Progression of hypertension has been shown to produce functional and structural changes to the cardiac and vascular system, and early markers for these changes can often be detected even before elevated blood pressure is detected. Indicators for sympathetic activation, such as Heart Rate Variability (HRV) have been shown to be correlated with incidence of hypertension. In our research we investigate how various physiological signals such as heart rate variability, galvanic skin response, skin temperature, and blood volume pulse and their combinations can be used for the continuous prediction of stress. We also demonstrate that a combination of these physiological signals can achieve a high degree of precision in detecting hypertension.
Once detected, management of hypertension must consist of a combination of both pharmacological as well as non-pharmacological approaches. Lifestyle modifications such as increase in physical activity and exercise, reduction of salt, following a healthy diet and decrease in alcohol consumption and smoking have been shown to be beneficial for patients. In this research work we develop intelligent personal healthcare agent technologies which along with wearable devices can continuously monitor the physiological signals of subjects – while using intelligent interaction techniques to obtain regular structured and unstructured annotations and responses for stress, workload, activity levels, food and beverage consumption, and mental state.

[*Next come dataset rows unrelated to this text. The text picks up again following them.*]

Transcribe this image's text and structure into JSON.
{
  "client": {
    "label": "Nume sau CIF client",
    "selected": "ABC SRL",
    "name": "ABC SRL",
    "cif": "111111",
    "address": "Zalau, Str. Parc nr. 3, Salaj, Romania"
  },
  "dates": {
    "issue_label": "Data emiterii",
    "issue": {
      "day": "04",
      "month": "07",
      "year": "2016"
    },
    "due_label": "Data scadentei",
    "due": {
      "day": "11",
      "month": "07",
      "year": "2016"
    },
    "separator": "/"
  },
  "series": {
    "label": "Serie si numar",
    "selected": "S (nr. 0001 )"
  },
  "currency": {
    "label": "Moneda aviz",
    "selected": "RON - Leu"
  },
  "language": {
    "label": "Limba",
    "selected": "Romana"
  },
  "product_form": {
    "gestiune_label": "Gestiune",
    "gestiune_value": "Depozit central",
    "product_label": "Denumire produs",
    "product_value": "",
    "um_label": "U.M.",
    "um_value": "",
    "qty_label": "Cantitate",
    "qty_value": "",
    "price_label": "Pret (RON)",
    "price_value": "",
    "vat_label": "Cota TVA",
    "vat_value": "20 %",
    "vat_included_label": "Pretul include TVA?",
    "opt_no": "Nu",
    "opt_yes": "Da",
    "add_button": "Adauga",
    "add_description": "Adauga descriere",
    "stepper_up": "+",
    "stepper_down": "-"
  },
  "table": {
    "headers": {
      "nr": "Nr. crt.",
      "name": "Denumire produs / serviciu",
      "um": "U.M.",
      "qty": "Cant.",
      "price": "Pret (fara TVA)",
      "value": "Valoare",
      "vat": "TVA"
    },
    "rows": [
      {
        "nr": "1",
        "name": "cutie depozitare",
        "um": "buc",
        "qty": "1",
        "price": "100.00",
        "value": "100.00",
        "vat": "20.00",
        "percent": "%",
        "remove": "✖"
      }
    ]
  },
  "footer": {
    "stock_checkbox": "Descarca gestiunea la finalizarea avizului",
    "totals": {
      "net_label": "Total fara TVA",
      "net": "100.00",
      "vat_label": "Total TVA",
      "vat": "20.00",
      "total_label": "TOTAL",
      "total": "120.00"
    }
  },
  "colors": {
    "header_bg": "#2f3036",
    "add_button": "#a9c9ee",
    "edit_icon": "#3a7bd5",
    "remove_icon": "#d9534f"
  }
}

Such an agent learns about the lifestyle of the user, and is continuously able to monitor the various covert (physiological) and overt (speech and language interactions, activity, behaviour, habits) signals of the user. Through this the personal agent can increase a user’s awareness and adherence towards a healthy lifestyle thus helping manage the condition. Through the early detection of lifestyle factors which might contribute to the development of hypertension, such an agent can also help in the prevention of the incidence of the disease. Using state-of-the-art signal processing and machine learning techniques we demonstrate that such an agent can combine the covert and overt signal streams to achieve a high degree of precision in detecting stress and hypertension.
Danieli M., Ghosh A., Berra E., Fulcheri C., Rabbia F., Testa E., Veglio F., Riccardi G., “Automatically classifying essential arterial hypertension from physiological and daily life stress responses.” ESH 2016 – The 26th European Meeting on Hypertension and Cardiovascular Protection, Paris, France, June 10 -13 2016.
Danieli M., Ghosh A., Berra E., Rabbia F., Testa E., Veglio F., Riccardi G., “Comprendere l’ipertensione arteriosa essenziale a partire da costrutti psicologici e segnali fisiologici.” XXXII Congresso Nazionale della Societa Italiana dell’Ipertensione Arteriosa 2015
Ghosh A., Torres J.M.M., Danieli M., Riccardi G., “Detection of Essential Hypertension with Physiological Signals from Wearable Devices”, Engineering in Medicine and Biology Society (EMBC), 2015 37th Annual International Conference of the IEEE.
Ghosh A., Danieli M., Riccardi G., “Annotation and Prediction of Stress and Workload from Physiological and Inertial Signals.” Engineering in Medicine and Biology Society (EMBC), 2015 37th Annual International Conference of the IEEE